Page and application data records
---+---

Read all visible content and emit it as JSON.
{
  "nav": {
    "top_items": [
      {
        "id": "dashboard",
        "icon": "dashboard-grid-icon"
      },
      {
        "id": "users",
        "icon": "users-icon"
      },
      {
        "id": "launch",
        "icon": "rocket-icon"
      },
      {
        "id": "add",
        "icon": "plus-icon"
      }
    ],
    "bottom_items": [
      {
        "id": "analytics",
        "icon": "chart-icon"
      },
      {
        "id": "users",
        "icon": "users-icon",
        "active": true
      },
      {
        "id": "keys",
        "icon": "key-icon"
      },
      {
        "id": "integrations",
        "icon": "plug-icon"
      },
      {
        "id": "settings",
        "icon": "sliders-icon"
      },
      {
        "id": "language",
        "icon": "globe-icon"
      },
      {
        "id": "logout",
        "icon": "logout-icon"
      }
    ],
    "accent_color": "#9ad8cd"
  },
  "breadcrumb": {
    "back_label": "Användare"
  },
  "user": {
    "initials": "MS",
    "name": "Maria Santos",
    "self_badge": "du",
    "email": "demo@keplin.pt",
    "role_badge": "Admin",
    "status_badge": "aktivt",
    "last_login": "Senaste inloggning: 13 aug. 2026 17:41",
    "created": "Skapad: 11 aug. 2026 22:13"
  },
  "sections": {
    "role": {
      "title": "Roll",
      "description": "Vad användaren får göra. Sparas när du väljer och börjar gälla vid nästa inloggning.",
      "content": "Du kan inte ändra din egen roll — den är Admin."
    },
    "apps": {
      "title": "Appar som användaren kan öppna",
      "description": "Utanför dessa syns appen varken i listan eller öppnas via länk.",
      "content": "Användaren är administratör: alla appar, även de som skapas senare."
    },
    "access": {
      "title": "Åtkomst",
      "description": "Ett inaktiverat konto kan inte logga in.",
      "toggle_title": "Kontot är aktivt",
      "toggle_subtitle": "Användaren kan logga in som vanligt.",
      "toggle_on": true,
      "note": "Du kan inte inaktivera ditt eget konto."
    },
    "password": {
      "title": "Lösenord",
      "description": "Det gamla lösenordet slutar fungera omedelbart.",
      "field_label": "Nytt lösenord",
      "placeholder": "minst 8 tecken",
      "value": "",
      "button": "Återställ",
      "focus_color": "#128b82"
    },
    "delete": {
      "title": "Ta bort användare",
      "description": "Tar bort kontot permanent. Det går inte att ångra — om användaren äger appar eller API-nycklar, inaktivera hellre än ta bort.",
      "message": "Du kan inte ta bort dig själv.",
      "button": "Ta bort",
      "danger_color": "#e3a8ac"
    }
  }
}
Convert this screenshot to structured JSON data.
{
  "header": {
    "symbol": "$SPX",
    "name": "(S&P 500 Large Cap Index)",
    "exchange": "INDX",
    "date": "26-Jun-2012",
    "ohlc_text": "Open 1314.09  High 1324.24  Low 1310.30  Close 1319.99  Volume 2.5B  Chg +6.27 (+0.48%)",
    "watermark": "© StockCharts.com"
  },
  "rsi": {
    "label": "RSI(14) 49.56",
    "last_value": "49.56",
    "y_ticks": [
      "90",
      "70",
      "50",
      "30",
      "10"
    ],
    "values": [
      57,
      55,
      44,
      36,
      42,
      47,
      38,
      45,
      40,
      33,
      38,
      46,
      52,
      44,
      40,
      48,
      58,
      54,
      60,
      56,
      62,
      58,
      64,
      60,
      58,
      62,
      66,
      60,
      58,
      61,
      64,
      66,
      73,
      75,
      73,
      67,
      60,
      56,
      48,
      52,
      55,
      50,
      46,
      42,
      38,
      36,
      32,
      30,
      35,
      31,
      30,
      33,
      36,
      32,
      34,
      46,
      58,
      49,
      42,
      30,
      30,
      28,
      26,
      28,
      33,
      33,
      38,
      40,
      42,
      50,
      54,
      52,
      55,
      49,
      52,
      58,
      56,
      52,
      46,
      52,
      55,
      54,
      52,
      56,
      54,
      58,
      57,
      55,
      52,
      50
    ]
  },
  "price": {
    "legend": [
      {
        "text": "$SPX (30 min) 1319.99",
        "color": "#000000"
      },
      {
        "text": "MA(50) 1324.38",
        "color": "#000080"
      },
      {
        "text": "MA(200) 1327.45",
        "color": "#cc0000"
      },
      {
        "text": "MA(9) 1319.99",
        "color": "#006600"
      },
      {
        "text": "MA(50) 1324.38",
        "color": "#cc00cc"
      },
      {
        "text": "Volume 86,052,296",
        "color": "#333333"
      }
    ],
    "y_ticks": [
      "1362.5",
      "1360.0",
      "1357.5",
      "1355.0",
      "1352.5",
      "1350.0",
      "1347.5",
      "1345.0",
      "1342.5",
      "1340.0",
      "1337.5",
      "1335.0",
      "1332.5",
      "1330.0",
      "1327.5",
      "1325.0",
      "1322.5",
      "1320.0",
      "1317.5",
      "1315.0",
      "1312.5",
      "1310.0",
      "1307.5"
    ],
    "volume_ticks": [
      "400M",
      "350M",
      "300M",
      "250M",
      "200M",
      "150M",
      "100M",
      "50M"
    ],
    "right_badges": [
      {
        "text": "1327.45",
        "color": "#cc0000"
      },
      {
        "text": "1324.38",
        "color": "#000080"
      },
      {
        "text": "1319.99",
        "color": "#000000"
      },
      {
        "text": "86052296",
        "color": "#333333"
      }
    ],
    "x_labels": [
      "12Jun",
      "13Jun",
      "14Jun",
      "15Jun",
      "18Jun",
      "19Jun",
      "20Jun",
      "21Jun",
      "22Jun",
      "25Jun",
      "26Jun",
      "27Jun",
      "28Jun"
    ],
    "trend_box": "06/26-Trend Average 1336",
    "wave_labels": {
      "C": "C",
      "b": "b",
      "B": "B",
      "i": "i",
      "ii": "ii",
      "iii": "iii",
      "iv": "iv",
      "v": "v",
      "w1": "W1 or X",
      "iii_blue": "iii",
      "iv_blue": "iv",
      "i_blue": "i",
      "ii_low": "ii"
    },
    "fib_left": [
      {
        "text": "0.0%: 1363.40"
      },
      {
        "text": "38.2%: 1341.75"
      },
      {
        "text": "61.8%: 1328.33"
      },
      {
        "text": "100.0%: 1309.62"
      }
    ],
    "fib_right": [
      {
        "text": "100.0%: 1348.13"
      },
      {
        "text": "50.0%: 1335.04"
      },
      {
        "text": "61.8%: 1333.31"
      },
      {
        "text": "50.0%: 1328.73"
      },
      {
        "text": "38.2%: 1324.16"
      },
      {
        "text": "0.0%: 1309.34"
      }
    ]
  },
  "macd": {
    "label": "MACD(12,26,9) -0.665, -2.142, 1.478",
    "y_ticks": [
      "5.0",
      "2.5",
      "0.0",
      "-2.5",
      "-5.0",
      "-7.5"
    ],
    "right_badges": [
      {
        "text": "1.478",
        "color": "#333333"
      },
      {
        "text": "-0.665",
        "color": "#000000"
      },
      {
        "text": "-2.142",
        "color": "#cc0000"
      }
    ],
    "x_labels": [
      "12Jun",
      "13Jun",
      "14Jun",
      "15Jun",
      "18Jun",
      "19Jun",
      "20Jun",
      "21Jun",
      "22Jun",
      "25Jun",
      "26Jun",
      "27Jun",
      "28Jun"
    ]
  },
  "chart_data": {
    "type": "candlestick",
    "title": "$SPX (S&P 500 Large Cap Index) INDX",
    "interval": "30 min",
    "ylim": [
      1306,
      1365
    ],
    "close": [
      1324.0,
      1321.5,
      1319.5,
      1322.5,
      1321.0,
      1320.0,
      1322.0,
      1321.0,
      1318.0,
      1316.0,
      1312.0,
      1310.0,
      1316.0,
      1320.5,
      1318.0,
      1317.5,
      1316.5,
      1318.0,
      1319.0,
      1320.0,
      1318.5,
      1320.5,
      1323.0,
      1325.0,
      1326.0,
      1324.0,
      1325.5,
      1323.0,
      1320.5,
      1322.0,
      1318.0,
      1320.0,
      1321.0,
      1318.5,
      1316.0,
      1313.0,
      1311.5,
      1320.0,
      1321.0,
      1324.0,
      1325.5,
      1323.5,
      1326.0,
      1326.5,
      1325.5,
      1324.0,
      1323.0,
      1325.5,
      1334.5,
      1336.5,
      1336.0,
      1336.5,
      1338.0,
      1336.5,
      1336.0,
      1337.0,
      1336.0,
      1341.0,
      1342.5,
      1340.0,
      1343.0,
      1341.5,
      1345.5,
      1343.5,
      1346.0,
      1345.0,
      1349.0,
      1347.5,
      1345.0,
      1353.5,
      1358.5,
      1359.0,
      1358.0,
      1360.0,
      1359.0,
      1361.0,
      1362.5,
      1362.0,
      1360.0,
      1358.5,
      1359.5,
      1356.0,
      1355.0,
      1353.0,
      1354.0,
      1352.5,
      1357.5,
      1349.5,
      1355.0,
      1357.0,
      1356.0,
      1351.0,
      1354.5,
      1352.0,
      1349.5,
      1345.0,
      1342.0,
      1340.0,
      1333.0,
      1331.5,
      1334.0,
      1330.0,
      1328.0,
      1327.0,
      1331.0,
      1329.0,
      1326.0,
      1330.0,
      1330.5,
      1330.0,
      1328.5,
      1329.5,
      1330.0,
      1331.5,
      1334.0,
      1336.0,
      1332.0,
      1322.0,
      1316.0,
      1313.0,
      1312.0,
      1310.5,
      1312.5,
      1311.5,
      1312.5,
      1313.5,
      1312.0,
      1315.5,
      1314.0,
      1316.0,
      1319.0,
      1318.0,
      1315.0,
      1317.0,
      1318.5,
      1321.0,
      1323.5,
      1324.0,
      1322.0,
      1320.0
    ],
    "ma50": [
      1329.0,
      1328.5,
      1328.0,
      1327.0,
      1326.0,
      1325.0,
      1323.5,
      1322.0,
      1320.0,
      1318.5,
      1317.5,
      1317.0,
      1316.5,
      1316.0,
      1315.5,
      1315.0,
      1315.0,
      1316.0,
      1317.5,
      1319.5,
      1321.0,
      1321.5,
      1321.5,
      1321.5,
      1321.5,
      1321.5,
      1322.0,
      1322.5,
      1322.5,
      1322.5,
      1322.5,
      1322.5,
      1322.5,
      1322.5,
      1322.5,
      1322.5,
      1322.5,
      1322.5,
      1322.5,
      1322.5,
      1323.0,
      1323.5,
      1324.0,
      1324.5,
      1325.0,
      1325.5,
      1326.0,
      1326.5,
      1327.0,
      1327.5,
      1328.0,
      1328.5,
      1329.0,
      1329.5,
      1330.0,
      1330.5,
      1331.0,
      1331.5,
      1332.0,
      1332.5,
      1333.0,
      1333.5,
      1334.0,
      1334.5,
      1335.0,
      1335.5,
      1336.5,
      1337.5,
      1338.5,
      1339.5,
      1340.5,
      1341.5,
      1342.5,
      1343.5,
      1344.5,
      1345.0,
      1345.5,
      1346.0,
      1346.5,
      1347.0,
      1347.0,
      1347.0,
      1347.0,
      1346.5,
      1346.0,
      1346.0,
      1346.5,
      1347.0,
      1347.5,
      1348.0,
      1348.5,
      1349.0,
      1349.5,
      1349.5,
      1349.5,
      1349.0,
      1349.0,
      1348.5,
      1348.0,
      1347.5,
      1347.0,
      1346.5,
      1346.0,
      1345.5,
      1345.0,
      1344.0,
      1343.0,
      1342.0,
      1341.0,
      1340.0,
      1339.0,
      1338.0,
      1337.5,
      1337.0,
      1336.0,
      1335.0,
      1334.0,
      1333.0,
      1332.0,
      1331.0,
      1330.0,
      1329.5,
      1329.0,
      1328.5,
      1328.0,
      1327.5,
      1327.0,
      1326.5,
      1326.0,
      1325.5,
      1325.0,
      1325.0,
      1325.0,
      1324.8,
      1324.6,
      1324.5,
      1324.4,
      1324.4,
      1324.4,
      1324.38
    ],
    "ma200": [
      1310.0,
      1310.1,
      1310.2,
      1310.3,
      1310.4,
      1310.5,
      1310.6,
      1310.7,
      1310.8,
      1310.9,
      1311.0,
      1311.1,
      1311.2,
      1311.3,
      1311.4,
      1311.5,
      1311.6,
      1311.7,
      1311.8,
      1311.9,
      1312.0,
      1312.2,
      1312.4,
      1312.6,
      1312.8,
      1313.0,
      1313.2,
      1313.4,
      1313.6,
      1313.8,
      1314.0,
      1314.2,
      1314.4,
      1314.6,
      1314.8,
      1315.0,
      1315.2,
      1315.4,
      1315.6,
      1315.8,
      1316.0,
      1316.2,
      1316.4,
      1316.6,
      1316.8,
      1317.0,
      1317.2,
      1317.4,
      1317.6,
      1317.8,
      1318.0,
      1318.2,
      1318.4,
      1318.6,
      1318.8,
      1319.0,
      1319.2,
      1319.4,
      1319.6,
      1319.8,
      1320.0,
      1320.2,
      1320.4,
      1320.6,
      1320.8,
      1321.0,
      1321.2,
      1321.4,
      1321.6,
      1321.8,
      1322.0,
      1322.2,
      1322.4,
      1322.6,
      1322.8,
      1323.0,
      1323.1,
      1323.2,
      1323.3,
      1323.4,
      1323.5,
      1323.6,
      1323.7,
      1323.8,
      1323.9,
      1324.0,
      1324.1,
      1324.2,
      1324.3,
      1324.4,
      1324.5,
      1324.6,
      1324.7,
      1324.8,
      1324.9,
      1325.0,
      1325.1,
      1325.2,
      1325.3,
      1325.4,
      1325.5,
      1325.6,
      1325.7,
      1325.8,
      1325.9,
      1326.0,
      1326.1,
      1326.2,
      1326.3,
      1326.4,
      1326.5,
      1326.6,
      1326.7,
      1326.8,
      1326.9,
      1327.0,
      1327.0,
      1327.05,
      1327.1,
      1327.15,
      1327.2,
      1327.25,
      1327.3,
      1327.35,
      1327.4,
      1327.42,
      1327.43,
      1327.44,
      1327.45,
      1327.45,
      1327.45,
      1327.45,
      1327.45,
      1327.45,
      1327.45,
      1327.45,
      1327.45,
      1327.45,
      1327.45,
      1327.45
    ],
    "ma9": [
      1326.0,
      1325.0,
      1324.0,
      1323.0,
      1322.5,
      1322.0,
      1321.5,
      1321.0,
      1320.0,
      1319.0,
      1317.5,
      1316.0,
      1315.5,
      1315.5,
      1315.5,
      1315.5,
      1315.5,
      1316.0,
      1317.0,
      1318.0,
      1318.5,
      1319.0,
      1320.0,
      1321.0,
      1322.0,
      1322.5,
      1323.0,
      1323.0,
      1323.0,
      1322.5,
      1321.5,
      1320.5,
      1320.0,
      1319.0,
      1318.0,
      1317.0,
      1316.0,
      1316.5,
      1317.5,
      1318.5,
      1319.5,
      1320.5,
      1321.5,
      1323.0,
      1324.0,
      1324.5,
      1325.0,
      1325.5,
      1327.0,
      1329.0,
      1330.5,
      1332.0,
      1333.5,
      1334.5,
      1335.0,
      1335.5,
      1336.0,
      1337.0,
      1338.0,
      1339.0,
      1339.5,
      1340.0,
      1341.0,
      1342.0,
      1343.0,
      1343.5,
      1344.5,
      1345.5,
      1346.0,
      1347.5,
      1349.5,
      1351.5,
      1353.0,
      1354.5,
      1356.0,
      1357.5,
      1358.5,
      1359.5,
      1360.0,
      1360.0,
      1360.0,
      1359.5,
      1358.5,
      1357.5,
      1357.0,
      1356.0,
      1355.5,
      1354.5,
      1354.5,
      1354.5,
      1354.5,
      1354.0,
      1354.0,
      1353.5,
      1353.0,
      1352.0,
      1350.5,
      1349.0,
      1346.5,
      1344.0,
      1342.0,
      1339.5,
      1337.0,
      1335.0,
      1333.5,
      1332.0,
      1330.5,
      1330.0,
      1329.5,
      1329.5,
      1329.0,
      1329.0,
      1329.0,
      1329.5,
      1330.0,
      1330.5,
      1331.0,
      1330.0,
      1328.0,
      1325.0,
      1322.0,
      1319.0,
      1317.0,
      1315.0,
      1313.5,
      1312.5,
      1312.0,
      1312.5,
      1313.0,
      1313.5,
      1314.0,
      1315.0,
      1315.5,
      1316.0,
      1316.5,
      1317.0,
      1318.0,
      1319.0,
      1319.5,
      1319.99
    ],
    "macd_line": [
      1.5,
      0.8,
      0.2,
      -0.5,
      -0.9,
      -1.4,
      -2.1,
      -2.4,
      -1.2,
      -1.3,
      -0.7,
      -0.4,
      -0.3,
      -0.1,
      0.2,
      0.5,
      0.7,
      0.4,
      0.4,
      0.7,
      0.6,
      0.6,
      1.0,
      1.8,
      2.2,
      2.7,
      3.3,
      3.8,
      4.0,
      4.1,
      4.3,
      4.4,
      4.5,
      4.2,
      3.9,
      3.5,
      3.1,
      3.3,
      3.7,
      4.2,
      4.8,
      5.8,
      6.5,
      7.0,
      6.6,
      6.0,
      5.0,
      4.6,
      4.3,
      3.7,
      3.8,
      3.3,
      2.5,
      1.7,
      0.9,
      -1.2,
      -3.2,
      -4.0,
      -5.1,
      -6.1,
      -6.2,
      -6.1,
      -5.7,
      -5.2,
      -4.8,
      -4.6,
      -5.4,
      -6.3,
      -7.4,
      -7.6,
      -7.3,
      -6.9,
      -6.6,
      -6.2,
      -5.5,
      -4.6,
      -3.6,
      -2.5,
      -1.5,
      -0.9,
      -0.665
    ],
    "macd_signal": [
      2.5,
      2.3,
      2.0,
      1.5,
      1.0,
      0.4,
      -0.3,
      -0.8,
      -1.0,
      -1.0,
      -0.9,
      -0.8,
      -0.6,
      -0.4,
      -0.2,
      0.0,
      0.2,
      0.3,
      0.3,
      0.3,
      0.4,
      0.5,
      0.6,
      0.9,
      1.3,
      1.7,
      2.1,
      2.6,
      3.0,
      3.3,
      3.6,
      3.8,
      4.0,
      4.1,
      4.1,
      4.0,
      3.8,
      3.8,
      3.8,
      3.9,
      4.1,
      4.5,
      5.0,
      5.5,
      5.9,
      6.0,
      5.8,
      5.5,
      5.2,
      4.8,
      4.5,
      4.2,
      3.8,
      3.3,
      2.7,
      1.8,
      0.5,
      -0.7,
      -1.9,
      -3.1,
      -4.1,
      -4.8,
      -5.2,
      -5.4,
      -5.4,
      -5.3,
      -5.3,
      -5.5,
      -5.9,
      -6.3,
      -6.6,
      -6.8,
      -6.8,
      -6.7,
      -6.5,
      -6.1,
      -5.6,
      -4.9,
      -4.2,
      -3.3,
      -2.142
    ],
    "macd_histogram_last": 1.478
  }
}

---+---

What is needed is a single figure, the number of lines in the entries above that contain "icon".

Expected answer
11